The Kentucky Baptist All-State Youth Choir and Orchestra is an 85-voice choir and orchestra comprised of high school students (those having completed grades 9, 10, 11 or 12 as of June 1) selected by audition. Students should be active in the music ministry of a Kentucky Baptist church.
Each summer, the choir meets for a retreat, followed by a tour throughout the state. In 2012, the dates for the retreat and tour are June 24-July 1.
The cost for the retreat and tour is $425 per student, which includes meals, lodging, travel, concert t-shirt and admission to a theme park.
I have had the privilege for over 15 years of working and traveling with the Kentucky Baptist All-State Youth Choir and Orchestra. More importantly, many students from our church have been involved with these ensembles through the years. I believe those students would join me in affirming the impact those groups have had on the spiritual and musical growth of the participants, particularly in understanding how music can be both an expression of our faith and a means of growing in commitment and character.
They would also affirm that the week of rehearsals and performances are full of hard work, new and deepening friendships, great fun, and a sense of God’s presence throughout a busy schedule.
The ASYCO meets in late June at Campbellsville University for a rehearsal retreat that lasts from Sunday evening through Thursday morning. On Thursday morning, the groups hit the road for several performances at churches, senior living facilities, and other venues. Friday is a fun day–either at an amusement park or some other area where the students can relax and enjoy free time and friendship. The week concludes with worship services on Sunday morning and a final concert on Sunday afternoon.

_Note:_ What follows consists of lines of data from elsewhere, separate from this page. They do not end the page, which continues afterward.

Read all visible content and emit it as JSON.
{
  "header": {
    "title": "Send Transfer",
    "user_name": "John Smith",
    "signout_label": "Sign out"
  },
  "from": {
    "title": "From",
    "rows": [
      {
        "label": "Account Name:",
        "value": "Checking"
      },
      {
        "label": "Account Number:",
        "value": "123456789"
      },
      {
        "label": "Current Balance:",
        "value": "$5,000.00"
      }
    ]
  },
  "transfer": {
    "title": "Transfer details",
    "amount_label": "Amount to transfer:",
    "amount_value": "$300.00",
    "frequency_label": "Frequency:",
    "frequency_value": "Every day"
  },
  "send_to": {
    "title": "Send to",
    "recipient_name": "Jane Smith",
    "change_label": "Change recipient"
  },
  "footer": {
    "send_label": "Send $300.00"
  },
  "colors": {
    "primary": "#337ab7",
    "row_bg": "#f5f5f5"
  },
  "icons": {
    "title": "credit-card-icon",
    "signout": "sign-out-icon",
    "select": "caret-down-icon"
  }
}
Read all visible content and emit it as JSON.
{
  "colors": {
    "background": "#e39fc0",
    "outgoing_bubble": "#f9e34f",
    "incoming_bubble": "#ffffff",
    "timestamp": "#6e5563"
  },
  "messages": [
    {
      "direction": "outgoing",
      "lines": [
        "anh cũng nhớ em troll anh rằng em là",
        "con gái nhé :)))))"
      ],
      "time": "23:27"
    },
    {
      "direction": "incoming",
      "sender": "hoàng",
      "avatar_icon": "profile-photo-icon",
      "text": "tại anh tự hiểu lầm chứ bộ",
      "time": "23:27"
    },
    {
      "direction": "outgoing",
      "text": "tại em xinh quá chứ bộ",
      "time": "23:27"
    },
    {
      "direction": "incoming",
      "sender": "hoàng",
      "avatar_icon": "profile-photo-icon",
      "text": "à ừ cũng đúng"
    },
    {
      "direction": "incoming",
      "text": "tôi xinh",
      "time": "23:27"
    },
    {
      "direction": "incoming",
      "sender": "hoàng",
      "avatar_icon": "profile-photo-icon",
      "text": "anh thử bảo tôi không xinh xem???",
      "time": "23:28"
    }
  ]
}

Although there is a striving for musical excellence, the primary mission of the All-State groups is to nurture spiritual and musical leadership in students that will carry over into their local church ministries and into their future lives and careers. Many of the students have answered the call to vocational ministry, many are providing a Christian witness as school music teachers, and many more continue to serve Christ in their churches and communities. The lives touched by those alumni are the greatest testimony to the value of this event, and I urge my colleagues around the state to encourage and offer support to their musically inclined high school students so they can reap the rewards of the All State Youth Choir and Orchestra.